> What you need to do
Scan the entries that follow and copy out every line containing "title".

Segment Start: Records shown

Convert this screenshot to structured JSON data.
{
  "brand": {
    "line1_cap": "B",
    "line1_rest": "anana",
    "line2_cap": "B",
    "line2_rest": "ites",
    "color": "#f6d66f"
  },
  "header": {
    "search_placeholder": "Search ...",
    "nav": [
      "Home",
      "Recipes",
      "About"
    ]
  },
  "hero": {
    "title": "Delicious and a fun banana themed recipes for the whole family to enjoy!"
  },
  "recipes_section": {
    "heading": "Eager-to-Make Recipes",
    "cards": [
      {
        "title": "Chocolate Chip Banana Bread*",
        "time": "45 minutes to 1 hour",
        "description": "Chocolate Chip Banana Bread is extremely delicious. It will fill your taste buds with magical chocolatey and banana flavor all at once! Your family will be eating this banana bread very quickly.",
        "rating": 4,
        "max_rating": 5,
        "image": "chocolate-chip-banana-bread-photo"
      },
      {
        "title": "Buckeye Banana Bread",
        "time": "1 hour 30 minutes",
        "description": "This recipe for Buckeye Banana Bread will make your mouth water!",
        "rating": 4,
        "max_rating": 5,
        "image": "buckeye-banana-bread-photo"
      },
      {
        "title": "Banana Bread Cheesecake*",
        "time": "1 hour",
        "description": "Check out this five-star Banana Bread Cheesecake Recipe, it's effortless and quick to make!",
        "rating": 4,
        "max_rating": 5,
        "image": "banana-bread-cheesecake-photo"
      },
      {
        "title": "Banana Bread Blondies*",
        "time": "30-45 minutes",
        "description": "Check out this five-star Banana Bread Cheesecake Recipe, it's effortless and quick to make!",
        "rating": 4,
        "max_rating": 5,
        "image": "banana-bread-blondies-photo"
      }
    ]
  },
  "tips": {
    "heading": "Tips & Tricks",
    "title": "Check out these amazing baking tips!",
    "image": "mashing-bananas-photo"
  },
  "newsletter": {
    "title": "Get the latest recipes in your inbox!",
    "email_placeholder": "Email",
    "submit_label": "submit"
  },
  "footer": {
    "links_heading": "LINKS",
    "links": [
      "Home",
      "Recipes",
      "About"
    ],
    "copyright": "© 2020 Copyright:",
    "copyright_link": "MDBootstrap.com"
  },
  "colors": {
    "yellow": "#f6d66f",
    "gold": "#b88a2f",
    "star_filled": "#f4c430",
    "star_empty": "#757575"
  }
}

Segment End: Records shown

> Solution to this task
    "title": "Delicious and a fun banana themed recipes for the whole family to enjoy!"
        "title": "Chocolate Chip Banana Bread*",
        "title": "Buckeye Banana Bread",
        "title": "Banana Bread Cheesecake*",
        "title": "Banana Bread Blondies*",
    "title": "Check out these amazing baking tips!",
    "title": "Get the latest recipes in your inbox!",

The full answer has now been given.